WHAT YOU ARE ASKED TO DO: Among the entries below, find how many lines carry the word "value" and state only that figure.

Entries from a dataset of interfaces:
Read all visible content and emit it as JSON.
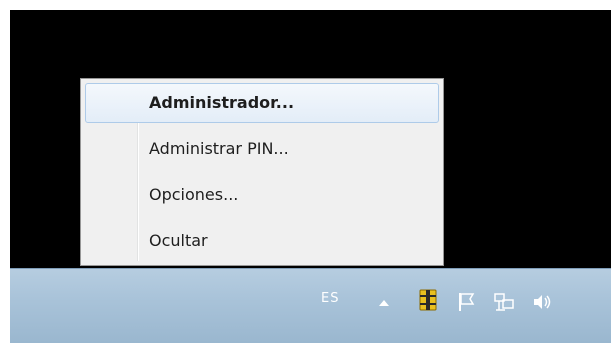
{
  "context_menu": {
    "items": [
      {
        "label": "Administrador...",
        "bold": true,
        "highlighted": true
      },
      {
        "label": "Administrar PIN...",
        "bold": false,
        "highlighted": false
      },
      {
        "label": "Opciones...",
        "bold": false,
        "highlighted": false
      },
      {
        "label": "Ocultar",
        "bold": false,
        "highlighted": false
      }
    ]
  },
  "taskbar": {
    "language_indicator": "ES",
    "tray_icons": [
      "show-hidden-icons-arrow-icon",
      "smart-card-chip-icon",
      "action-center-flag-icon",
      "network-icon",
      "volume-speaker-icon"
    ]
  },
  "colors": {
    "desktop": "#000000",
    "taskbar": "#a9c3d9",
    "menu_background": "#f0f0f0",
    "highlight_border": "#aecbe9",
    "chip_gold": "#e8c020"
  }
}
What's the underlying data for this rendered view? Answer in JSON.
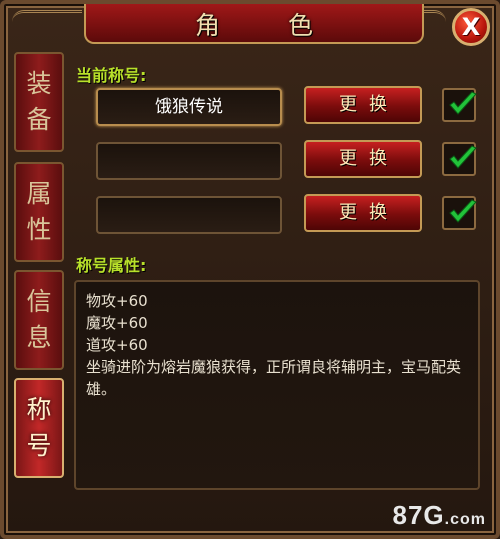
{
  "window": {
    "title": "角 色",
    "close_label": "X"
  },
  "sidebar": {
    "tabs": [
      {
        "label_1": "装",
        "label_2": "备",
        "active": false
      },
      {
        "label_1": "属",
        "label_2": "性",
        "active": false
      },
      {
        "label_1": "信",
        "label_2": "息",
        "active": false
      },
      {
        "label_1": "称",
        "label_2": "号",
        "active": true
      }
    ]
  },
  "current_title": {
    "label": "当前称号:",
    "slots": [
      {
        "value": "饿狼传说",
        "button": "更换",
        "checked": true
      },
      {
        "value": "",
        "button": "更换",
        "checked": true
      },
      {
        "value": "",
        "button": "更换",
        "checked": true
      }
    ]
  },
  "attributes": {
    "label": "称号属性:",
    "lines": [
      "物攻+60",
      "魔攻+60",
      "道攻+60"
    ],
    "description": "坐骑进阶为熔岩魔狼获得，正所谓良将辅明主，宝马配英雄。"
  },
  "watermark": {
    "main": "87G",
    "suffix": ".com"
  },
  "colors": {
    "accent_green": "#b8e02a",
    "tab_red": "#8e1c1c",
    "gold_border": "#c49a55"
  }
}
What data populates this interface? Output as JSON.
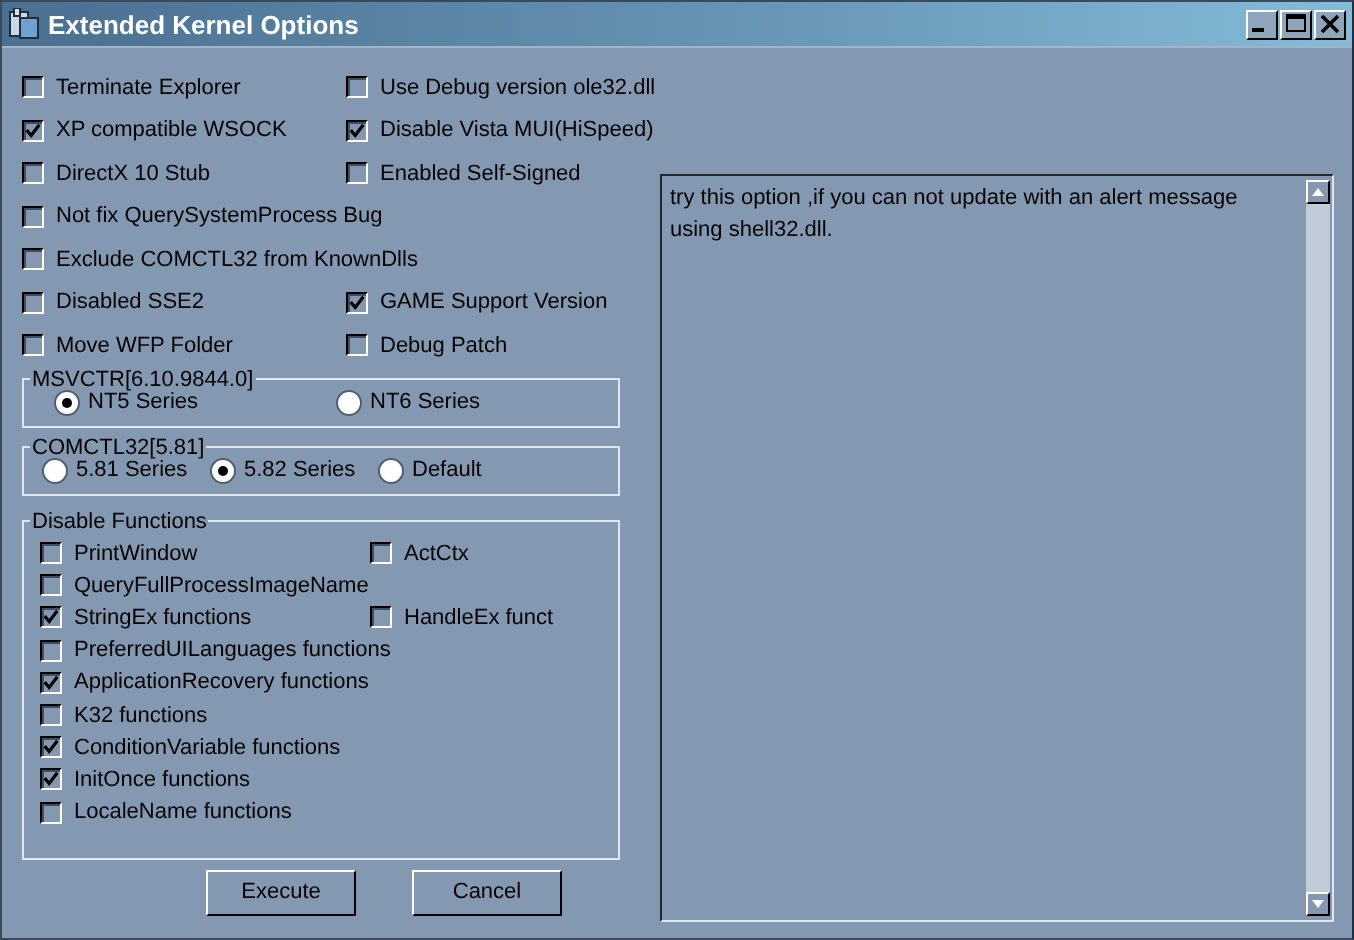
{
  "window": {
    "title": "Extended Kernel Options"
  },
  "options": [
    [
      {
        "label": "Terminate Explorer",
        "checked": false
      },
      {
        "label": "Use Debug version ole32.dll",
        "checked": false
      }
    ],
    [
      {
        "label": "XP compatible WSOCK",
        "checked": true
      },
      {
        "label": "Disable Vista MUI(HiSpeed)",
        "checked": true
      }
    ],
    [
      {
        "label": "DirectX 10 Stub",
        "checked": false
      },
      {
        "label": "Enabled Self-Signed",
        "checked": false
      }
    ],
    [
      {
        "label": "Not fix QuerySystemProcess Bug",
        "checked": false
      }
    ],
    [
      {
        "label": "Exclude COMCTL32 from KnownDlls",
        "checked": false
      }
    ],
    [
      {
        "label": "Disabled SSE2",
        "checked": false
      },
      {
        "label": "GAME Support Version",
        "checked": true
      }
    ],
    [
      {
        "label": "Move WFP Folder",
        "checked": false
      },
      {
        "label": "Debug Patch",
        "checked": false
      }
    ]
  ],
  "radio_groups": [
    {
      "title": "MSVCTR[6.10.9844.0]",
      "options": [
        {
          "label": "NT5 Series",
          "selected": true
        },
        {
          "label": "NT6 Series",
          "selected": false
        }
      ]
    },
    {
      "title": "COMCTL32[5.81]",
      "options": [
        {
          "label": "5.81 Series",
          "selected": false
        },
        {
          "label": "5.82 Series",
          "selected": true
        },
        {
          "label": "Default",
          "selected": false
        }
      ]
    }
  ],
  "disable_functions": {
    "title": "Disable Functions",
    "rows": [
      [
        {
          "label": "PrintWindow",
          "checked": false
        },
        {
          "label": "ActCtx",
          "checked": false
        }
      ],
      [
        {
          "label": "QueryFullProcessImageName",
          "checked": false
        }
      ],
      [
        {
          "label": "StringEx functions",
          "checked": true
        },
        {
          "label": "HandleEx funct",
          "checked": false
        }
      ],
      [
        {
          "label": "PreferredUILanguages functions",
          "checked": false
        }
      ],
      [
        {
          "label": "ApplicationRecovery functions",
          "checked": true
        }
      ],
      [
        {
          "label": "K32 functions",
          "checked": false
        }
      ],
      [
        {
          "label": "ConditionVariable functions",
          "checked": true
        }
      ],
      [
        {
          "label": "InitOnce functions",
          "checked": true
        }
      ],
      [
        {
          "label": "LocaleName functions",
          "checked": false
        }
      ]
    ]
  },
  "buttons": [
    "Execute",
    "Cancel"
  ],
  "description": "try this option ,if you can not update with an alert message using shell32.dll."
}
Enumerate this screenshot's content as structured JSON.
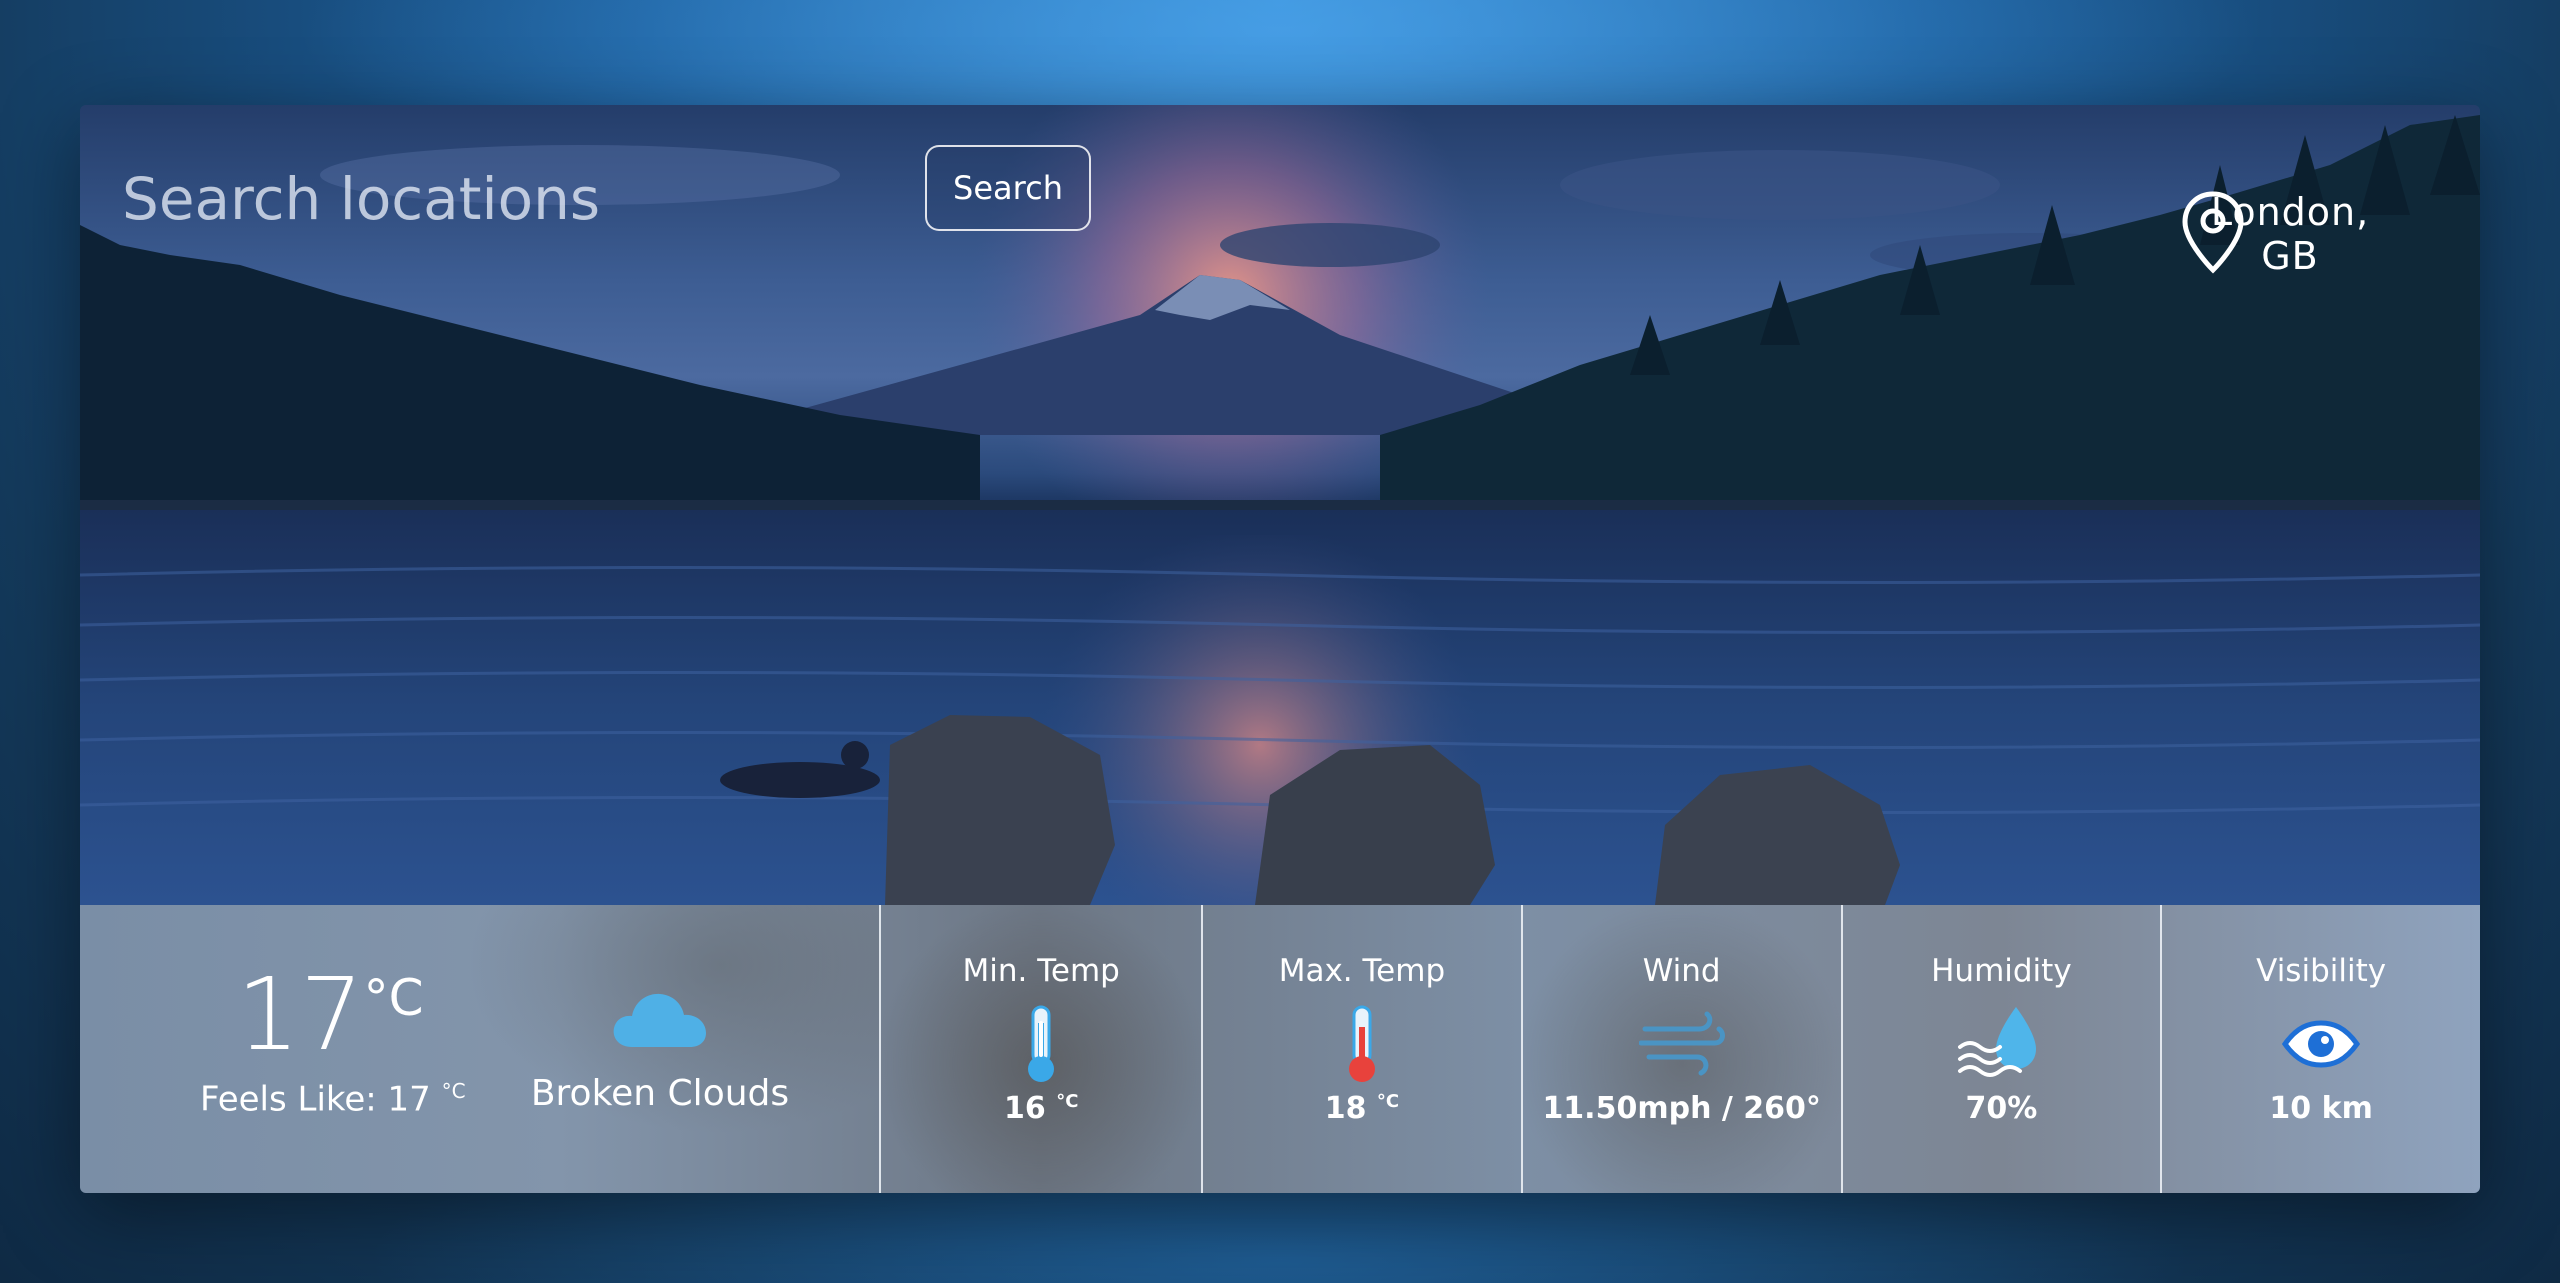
{
  "search": {
    "placeholder": "Search locations",
    "button_label": "Search"
  },
  "location": {
    "name": "London, GB",
    "icon": "map-pin-icon"
  },
  "current": {
    "temperature": "17",
    "unit": "°C",
    "feels_like_label": "Feels Like: 17",
    "feels_like_unit": "°C",
    "condition": "Broken Clouds",
    "condition_icon": "cloud-icon"
  },
  "stats": [
    {
      "label": "Min. Temp",
      "value": "16",
      "unit": "°C",
      "icon": "thermometer-cold-icon"
    },
    {
      "label": "Max. Temp",
      "value": "18",
      "unit": "°C",
      "icon": "thermometer-hot-icon"
    },
    {
      "label": "Wind",
      "value": "11.50mph / 260°",
      "unit": "",
      "icon": "wind-icon"
    },
    {
      "label": "Humidity",
      "value": "70%",
      "unit": "",
      "icon": "humidity-icon"
    },
    {
      "label": "Visibility",
      "value": "10 km",
      "unit": "",
      "icon": "eye-icon"
    }
  ],
  "colors": {
    "accent_blue": "#3aa8e8",
    "hot_red": "#e8423c",
    "eye_blue": "#1e6fd6"
  }
}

RESPONSE TO THIS EXERCISE: 8